Be a Role Model
Be an example to employees. Be consistent and follow through on your promises. If you can't, then clearly explain why and don't just give a vague reason or ignore the employee. If you make mistakes, then own up to them. Honesty, dependability, hard work and strong ethics are all positive traits of a good leader that inspire employee loyalty and respect.
Communication Is Key
Communicate effectively with employees to build trust and respect between management and subordinates. Think dialogue and not monologue when communicating with employees. Accept employee input, including questions, comments and criticisms. Keep employees informed with regular company meetings to discuss status updates on projects, future goals and any new developments with the company. Don't keep employees guessing by providing vague updates and dismissive comments; this type of behavior only fosters distrust and gossip among workers.
"There's No 'I' in Team"
Build a team environment. You may have heard the expression "There's no 'I' in team but there's an 'M' and an 'E!'" This type of attitude puts a divide between management and employees, giving the impression to workers that management's opinion is the only opinion. Respect employees and make workers feel like their job position and opinion matters. Foster a company environment where everyone feels like family. Engage employees with team-building activities, company parties and employee days. Show workers that management values each and every person to instill company loyalty and respect.
Give Credit Where Credit is Due
Reward employees for outstanding performances. Implement an employee of the month reward by giving a plaque or certificate to employees who go above and beyond the scope of regular duties. Employees feel motivated and inspired when management acknowledges personal work achievements. Give credit where credit is due; there's no faster way to lose employee loyalty and respect than by taking the credit for an employee's idea or success.

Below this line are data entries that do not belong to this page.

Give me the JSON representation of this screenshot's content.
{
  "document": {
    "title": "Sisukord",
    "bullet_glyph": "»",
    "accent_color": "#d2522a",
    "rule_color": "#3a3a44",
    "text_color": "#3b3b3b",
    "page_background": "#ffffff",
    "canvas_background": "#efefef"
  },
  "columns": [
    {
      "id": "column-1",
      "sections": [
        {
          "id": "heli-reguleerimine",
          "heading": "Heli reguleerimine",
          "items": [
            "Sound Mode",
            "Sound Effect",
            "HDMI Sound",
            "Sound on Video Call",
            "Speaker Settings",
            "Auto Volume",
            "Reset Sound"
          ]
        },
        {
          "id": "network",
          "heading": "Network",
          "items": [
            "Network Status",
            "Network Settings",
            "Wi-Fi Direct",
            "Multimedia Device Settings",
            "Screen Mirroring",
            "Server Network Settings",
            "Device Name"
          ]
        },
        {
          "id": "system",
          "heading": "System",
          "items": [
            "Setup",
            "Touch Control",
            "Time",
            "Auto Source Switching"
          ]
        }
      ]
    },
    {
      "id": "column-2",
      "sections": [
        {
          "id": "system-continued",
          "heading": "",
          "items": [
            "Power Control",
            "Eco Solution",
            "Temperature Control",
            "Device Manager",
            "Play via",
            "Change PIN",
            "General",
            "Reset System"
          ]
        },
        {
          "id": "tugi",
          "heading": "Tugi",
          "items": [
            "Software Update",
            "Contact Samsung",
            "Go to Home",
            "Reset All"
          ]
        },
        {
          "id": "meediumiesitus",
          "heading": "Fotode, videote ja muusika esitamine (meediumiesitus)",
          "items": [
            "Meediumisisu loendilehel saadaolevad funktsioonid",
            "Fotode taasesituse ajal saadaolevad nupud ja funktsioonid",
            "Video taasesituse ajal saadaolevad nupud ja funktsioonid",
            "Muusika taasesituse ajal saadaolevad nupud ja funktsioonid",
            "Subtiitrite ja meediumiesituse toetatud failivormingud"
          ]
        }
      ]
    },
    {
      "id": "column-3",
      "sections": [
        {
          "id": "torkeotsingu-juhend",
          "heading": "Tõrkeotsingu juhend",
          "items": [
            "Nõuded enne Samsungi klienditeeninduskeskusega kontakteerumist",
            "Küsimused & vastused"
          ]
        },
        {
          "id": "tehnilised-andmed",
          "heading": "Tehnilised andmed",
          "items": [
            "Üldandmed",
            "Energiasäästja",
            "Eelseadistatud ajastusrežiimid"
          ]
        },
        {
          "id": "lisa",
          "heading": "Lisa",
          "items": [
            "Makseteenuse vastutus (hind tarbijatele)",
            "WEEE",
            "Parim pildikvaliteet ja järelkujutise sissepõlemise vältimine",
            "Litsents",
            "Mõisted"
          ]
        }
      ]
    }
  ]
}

Based in Lake Mary, Fla., Charity Tober writes mainly on finance, career, interior decorating, parenting and weddings. Tober has also self-published two children's picture books. She holds a Bachelor of Arts in business administration from the University of Florida.